Exercise directions => Search the entries for lines that contain the word "Joyce", and report each one found.

(Data about app and page elements)
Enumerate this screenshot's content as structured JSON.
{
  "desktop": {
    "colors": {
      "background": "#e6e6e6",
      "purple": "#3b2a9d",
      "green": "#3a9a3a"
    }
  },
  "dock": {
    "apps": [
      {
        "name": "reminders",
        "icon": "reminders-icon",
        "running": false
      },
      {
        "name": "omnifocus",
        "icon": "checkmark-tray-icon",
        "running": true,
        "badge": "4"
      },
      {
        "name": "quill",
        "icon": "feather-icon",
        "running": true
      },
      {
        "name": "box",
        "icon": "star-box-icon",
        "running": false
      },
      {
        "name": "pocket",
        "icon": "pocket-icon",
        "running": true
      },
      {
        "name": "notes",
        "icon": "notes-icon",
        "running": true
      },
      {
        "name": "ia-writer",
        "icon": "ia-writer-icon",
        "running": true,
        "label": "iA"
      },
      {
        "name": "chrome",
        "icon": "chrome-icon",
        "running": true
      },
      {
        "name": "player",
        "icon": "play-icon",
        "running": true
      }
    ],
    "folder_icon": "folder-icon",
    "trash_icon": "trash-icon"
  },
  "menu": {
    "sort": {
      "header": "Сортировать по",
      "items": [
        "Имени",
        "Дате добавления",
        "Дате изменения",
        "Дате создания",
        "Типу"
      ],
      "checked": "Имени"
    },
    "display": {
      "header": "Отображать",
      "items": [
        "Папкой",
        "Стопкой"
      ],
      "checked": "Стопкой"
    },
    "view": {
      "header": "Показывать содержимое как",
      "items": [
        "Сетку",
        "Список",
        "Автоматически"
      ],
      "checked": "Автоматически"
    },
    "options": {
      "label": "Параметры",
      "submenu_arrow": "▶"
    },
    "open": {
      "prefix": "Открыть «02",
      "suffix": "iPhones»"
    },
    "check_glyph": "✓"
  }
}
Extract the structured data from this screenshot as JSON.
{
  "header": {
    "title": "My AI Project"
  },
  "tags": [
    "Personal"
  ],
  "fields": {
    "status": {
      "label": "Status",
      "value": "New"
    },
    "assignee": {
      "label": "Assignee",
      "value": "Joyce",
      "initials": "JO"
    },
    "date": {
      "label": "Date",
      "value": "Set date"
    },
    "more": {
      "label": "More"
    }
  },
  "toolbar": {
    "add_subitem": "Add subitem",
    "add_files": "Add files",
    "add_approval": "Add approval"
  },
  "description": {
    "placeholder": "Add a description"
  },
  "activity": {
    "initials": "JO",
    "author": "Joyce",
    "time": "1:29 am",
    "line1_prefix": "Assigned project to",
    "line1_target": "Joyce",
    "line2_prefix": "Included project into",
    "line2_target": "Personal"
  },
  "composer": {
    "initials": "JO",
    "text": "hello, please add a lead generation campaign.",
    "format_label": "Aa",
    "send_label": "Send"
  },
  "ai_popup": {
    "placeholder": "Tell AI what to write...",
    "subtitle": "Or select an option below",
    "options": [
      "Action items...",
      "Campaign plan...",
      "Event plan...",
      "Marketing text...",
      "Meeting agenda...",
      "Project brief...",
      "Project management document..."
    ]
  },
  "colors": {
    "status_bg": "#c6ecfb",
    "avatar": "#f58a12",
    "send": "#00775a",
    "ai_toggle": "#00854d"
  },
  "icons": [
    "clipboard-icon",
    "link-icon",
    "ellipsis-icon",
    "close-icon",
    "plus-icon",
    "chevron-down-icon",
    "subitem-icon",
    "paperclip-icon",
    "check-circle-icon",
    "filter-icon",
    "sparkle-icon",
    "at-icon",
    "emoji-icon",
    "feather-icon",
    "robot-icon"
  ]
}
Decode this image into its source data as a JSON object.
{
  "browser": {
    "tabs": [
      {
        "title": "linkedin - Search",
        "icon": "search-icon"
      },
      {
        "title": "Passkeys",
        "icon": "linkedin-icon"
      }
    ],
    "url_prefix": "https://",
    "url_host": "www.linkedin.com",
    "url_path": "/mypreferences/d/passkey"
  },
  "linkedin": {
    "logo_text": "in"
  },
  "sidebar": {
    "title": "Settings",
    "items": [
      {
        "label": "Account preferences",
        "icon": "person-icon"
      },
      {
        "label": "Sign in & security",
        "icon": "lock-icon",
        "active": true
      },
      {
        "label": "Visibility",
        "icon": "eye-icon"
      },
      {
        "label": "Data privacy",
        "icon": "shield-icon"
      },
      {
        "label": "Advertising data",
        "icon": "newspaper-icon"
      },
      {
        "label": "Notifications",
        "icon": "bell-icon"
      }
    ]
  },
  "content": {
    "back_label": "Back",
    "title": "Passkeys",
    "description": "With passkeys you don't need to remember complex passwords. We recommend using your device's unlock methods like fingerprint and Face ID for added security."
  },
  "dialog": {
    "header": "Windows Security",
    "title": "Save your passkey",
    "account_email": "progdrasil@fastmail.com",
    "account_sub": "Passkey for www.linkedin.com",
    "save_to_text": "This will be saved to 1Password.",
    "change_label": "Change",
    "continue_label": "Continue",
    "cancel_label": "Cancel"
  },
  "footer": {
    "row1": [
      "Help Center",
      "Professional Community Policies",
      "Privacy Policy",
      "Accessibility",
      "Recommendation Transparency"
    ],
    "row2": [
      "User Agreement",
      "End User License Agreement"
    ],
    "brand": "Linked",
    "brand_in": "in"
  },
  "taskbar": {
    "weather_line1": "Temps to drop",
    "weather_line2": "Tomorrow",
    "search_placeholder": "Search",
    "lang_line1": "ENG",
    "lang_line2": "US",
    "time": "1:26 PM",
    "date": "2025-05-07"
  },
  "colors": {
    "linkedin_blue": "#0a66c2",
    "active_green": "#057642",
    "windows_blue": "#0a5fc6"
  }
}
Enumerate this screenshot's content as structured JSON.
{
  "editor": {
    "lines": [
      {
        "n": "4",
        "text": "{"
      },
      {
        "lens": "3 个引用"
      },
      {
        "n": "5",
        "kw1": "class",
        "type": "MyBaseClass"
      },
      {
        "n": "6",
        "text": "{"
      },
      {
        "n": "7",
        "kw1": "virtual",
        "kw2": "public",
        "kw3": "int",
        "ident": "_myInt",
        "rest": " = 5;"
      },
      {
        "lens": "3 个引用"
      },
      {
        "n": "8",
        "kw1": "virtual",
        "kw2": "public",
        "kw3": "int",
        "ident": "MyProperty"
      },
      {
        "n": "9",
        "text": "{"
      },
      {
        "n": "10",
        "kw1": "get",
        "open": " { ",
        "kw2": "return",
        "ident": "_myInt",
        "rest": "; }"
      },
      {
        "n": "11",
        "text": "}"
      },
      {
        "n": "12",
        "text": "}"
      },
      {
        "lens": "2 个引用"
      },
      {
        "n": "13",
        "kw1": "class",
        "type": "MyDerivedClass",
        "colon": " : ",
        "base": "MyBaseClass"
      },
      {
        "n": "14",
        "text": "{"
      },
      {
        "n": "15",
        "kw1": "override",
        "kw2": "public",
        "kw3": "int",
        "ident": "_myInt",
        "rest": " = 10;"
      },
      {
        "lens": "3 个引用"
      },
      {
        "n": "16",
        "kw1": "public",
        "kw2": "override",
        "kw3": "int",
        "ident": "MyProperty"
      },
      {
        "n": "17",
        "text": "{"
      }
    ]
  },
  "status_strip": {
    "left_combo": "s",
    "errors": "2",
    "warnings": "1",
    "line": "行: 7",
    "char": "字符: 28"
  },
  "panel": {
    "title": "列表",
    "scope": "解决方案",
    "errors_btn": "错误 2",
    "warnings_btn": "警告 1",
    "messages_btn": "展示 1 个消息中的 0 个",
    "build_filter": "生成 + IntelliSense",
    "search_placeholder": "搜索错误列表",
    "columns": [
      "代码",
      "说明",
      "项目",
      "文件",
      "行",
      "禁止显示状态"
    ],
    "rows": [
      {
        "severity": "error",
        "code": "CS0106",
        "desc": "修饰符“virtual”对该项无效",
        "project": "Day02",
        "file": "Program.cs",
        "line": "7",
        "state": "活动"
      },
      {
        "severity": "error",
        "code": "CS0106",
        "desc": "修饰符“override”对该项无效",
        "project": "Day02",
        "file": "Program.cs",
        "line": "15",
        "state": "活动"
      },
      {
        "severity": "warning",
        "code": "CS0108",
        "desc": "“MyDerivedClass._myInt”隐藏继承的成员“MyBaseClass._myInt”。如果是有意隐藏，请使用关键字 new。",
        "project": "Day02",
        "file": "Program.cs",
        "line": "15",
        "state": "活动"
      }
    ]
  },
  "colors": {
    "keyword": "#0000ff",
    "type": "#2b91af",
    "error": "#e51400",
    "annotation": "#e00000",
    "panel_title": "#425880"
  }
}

Answer to the problem =>
      "value": "Joyce",
    "author": "Joyce",
    "line1_target": "Joyce",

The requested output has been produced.